▸ **TASK TO CARRY OUT**
Find each line in the records below that contains the word "amount", and copy it out.

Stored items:
******
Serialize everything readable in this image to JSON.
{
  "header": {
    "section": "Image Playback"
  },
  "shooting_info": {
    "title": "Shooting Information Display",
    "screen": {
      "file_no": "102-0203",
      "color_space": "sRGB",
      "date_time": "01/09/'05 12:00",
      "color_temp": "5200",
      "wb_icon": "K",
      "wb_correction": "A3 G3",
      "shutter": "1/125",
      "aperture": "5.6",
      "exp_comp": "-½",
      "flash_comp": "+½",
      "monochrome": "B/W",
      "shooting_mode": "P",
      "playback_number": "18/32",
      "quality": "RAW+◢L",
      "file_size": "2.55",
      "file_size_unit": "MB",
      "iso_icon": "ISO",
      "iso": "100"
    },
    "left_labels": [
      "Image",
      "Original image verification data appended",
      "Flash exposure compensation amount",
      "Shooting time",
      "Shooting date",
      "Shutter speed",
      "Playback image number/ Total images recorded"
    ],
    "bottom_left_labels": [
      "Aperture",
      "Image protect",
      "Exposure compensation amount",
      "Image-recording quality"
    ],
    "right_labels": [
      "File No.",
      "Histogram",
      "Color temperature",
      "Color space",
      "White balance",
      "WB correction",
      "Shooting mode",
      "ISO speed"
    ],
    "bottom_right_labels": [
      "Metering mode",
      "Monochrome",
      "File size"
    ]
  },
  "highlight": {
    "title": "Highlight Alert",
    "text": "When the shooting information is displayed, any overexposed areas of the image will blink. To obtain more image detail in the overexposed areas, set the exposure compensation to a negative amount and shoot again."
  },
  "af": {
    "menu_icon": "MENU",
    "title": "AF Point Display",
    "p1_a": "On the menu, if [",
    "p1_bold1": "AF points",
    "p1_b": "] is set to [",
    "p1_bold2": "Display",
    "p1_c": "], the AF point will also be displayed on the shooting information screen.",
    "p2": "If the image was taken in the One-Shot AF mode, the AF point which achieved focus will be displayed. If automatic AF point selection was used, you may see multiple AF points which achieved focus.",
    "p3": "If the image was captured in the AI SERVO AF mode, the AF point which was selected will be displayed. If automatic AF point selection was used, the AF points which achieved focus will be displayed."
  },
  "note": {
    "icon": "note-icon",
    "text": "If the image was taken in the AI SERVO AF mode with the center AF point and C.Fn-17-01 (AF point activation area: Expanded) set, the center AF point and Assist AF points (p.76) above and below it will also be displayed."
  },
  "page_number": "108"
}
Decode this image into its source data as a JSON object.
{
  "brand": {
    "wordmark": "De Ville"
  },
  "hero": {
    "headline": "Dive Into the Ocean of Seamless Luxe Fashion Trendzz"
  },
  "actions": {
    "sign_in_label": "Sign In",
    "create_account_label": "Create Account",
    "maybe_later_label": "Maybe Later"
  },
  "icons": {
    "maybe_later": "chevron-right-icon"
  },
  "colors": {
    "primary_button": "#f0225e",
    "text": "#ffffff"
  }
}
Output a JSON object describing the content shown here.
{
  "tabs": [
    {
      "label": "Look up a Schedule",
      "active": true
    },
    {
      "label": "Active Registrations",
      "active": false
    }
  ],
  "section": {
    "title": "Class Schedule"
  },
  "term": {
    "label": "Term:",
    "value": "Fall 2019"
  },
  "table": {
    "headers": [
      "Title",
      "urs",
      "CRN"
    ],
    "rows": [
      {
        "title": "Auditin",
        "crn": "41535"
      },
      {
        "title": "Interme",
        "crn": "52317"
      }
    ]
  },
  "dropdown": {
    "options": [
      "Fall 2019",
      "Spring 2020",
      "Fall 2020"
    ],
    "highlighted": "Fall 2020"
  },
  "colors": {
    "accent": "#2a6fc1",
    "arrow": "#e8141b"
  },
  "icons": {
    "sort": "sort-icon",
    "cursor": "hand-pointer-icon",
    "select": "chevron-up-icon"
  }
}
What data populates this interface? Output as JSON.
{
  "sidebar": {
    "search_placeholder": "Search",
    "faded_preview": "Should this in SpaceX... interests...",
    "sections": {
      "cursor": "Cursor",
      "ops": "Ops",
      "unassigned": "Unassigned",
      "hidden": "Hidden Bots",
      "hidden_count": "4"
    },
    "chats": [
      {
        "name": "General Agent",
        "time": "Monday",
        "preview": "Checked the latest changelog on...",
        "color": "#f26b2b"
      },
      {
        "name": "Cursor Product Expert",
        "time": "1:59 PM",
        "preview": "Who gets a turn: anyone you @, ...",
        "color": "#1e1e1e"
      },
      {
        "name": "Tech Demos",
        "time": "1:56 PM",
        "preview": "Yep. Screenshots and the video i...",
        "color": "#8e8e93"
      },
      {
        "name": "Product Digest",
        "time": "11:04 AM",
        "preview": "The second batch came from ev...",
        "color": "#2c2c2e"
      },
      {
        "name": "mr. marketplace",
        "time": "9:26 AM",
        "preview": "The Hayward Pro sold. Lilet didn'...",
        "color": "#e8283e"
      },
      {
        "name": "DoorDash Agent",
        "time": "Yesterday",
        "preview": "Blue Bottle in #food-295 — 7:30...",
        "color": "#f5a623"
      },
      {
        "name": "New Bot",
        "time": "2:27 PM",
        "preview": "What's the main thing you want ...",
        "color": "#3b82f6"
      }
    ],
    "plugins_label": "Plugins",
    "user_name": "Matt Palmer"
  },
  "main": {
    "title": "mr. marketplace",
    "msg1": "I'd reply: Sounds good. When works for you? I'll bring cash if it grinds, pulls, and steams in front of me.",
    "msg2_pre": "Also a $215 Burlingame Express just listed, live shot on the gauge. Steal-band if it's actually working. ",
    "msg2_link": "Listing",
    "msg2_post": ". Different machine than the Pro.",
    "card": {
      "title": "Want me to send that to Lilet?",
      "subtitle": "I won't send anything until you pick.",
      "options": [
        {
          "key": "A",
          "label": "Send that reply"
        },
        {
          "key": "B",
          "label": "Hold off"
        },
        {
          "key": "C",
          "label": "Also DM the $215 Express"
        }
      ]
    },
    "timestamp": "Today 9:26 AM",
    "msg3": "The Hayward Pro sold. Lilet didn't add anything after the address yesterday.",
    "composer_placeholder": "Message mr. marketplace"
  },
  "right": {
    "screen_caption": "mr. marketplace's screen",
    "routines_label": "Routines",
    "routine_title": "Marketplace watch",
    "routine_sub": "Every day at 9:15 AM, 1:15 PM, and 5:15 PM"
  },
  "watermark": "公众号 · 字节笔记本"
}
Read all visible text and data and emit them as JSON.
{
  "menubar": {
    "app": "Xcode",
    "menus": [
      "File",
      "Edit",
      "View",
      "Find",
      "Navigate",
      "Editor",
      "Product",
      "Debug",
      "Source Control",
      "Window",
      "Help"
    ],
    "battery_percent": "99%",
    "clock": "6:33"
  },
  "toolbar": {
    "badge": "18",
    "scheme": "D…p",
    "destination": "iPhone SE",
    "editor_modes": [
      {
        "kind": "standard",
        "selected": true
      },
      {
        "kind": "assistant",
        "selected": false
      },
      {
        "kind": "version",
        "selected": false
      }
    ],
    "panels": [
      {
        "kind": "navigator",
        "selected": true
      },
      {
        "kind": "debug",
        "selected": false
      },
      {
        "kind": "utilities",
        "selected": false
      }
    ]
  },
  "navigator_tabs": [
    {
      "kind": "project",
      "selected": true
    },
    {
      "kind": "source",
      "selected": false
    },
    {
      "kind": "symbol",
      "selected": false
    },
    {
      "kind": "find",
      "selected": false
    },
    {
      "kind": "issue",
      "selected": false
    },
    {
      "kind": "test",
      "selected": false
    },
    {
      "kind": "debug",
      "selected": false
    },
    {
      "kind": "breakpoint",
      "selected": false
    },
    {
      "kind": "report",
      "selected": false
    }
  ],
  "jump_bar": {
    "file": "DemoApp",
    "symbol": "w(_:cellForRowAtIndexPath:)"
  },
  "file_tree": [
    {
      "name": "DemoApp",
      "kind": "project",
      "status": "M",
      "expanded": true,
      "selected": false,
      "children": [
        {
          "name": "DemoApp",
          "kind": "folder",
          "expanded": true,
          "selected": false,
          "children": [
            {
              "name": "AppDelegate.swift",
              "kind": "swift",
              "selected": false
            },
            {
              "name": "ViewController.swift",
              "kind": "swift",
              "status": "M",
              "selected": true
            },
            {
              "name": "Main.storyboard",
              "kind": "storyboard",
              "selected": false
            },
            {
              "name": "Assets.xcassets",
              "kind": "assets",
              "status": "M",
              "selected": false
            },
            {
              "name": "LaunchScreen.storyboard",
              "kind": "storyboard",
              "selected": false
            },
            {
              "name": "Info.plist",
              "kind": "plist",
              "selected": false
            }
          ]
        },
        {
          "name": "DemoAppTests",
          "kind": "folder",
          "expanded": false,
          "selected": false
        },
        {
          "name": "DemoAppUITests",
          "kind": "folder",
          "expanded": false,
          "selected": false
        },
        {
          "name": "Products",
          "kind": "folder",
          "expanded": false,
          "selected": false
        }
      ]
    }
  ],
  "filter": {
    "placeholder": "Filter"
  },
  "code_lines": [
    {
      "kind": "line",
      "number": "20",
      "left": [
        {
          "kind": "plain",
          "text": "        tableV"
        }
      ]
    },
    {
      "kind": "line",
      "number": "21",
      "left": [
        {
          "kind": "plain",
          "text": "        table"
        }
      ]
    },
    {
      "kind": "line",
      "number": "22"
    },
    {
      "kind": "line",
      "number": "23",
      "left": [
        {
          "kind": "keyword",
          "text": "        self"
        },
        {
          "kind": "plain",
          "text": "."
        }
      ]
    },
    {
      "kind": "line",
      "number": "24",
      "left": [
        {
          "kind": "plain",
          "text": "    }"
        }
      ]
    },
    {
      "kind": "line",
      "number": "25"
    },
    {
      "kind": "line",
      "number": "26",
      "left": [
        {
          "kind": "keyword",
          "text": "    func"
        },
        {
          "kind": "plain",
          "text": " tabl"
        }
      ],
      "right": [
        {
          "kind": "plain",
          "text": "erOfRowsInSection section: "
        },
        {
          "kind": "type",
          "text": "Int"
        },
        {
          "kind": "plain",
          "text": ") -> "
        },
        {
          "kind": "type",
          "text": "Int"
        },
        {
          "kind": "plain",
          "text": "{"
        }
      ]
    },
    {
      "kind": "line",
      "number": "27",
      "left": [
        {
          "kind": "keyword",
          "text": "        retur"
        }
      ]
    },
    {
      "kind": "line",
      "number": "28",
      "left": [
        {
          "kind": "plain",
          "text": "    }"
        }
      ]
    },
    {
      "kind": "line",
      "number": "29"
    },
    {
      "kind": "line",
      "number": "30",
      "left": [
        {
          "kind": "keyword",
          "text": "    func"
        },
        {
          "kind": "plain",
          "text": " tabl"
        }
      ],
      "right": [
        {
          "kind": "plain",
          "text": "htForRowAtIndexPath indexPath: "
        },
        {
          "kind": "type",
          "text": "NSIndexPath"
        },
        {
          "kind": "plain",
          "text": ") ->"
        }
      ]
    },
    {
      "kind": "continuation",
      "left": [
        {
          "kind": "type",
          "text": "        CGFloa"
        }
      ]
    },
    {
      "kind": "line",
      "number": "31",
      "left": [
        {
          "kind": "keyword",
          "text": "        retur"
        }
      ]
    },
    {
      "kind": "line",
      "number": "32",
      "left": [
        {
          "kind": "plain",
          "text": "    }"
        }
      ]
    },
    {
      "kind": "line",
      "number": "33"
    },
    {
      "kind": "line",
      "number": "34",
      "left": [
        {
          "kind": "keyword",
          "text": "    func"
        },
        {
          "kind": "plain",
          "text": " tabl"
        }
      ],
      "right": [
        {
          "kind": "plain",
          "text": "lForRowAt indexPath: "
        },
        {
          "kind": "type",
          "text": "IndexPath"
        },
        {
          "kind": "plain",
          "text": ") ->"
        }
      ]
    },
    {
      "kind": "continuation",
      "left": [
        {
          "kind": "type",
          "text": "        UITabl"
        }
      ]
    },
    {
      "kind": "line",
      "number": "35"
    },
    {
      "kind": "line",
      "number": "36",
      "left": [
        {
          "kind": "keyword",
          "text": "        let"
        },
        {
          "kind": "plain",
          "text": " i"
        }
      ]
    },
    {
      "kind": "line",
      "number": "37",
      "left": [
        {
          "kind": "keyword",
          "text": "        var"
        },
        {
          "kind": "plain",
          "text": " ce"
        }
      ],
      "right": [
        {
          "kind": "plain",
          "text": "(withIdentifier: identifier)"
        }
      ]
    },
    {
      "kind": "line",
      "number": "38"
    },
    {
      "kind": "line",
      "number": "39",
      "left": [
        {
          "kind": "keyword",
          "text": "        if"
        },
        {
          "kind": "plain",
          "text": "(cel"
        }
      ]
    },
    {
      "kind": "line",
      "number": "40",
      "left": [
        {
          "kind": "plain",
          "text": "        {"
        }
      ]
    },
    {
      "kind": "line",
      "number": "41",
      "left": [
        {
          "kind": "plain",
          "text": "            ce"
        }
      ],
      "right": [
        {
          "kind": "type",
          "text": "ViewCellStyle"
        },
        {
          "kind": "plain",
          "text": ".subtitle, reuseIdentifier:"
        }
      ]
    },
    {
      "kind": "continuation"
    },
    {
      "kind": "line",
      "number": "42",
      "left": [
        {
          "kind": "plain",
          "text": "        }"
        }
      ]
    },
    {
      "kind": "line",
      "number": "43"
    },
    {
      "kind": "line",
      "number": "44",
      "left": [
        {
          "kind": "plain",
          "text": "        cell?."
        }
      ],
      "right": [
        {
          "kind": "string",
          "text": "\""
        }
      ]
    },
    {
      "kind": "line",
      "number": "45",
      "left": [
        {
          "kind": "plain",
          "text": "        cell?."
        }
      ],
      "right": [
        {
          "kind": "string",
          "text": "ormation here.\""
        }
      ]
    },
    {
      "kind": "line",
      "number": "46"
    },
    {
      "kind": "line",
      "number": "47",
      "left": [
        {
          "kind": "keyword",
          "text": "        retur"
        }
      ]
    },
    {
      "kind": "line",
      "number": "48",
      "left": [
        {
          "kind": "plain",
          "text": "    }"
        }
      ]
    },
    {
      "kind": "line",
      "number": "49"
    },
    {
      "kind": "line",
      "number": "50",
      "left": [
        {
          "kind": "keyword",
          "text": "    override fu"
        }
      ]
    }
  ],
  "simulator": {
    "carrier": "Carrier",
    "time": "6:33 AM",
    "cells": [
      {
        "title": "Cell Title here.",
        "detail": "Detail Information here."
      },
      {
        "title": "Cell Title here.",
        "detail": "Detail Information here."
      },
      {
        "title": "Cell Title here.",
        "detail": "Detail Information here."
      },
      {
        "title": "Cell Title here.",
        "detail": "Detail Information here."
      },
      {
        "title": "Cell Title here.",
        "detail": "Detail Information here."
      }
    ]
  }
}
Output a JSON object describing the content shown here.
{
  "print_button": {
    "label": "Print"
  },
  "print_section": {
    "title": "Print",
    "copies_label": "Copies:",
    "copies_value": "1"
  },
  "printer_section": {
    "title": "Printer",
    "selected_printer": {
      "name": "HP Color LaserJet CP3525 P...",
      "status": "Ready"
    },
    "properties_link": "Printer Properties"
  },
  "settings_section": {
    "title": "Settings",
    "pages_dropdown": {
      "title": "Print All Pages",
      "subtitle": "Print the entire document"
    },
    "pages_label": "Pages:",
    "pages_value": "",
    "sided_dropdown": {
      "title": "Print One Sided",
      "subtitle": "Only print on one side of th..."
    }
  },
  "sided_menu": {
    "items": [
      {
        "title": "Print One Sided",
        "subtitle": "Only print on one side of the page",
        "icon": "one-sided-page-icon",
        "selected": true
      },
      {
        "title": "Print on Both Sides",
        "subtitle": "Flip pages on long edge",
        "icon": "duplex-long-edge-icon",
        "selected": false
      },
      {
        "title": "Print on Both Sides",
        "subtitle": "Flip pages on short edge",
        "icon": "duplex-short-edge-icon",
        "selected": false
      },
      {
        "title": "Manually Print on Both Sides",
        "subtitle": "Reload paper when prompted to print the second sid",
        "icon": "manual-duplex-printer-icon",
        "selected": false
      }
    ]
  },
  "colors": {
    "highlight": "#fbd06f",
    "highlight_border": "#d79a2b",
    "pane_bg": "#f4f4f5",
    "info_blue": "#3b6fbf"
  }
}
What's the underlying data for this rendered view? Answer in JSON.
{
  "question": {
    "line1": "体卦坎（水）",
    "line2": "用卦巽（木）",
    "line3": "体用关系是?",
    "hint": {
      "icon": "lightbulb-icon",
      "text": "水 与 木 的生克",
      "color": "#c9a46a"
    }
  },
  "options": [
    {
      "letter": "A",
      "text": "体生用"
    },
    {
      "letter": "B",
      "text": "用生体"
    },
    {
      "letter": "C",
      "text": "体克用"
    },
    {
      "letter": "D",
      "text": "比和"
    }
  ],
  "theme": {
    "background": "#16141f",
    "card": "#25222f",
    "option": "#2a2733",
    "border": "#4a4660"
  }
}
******
▸ **SOLUTION**
      "Flash exposure compensation amount",
      "Exposure compensation amount",
    "text": "When the shooting information is displayed, any overexposed areas of the image will blink. To obtain more image detail in the overexposed areas, set the exposure compensation to a negative amount and shoot again."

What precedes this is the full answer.